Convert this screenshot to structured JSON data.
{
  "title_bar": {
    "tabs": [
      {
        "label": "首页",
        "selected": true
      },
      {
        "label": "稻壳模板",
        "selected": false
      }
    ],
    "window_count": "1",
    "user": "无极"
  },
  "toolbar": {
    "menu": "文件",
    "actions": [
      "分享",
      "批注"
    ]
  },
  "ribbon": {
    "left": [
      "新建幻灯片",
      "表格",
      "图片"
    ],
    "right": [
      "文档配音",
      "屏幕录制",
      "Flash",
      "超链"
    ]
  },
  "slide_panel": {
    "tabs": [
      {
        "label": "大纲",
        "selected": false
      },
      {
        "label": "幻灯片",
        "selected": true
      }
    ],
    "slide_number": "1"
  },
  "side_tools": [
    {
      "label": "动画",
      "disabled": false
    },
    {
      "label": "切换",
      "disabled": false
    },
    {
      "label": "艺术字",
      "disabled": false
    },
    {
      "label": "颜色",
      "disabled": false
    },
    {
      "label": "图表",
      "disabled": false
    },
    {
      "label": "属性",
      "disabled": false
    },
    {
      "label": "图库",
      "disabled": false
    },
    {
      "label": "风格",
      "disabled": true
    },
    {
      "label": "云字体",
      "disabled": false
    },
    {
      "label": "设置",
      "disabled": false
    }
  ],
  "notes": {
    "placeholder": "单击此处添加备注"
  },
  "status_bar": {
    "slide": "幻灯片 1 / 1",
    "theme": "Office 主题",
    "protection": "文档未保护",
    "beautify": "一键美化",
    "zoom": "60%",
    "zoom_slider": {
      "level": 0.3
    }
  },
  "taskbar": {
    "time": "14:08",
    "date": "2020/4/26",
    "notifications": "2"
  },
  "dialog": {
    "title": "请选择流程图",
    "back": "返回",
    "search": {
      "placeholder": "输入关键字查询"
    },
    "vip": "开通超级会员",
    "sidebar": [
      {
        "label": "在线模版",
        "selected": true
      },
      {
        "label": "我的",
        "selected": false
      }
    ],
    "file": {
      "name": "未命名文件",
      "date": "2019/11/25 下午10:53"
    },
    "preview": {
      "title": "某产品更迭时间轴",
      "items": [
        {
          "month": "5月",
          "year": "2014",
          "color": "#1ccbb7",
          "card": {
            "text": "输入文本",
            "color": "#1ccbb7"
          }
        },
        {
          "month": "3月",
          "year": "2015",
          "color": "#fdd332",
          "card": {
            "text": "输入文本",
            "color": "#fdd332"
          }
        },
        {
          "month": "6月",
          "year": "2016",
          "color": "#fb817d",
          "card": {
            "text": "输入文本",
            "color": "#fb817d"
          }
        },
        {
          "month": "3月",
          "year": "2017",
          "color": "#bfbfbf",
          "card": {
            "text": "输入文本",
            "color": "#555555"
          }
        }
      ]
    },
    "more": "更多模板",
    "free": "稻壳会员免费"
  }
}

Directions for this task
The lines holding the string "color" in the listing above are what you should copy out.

Task solution
          "color": "#1ccbb7",
            "color": "#1ccbb7"
          "color": "#fdd332",
            "color": "#fdd332"
          "color": "#fb817d",
            "color": "#fb817d"
          "color": "#bfbfbf",
            "color": "#555555"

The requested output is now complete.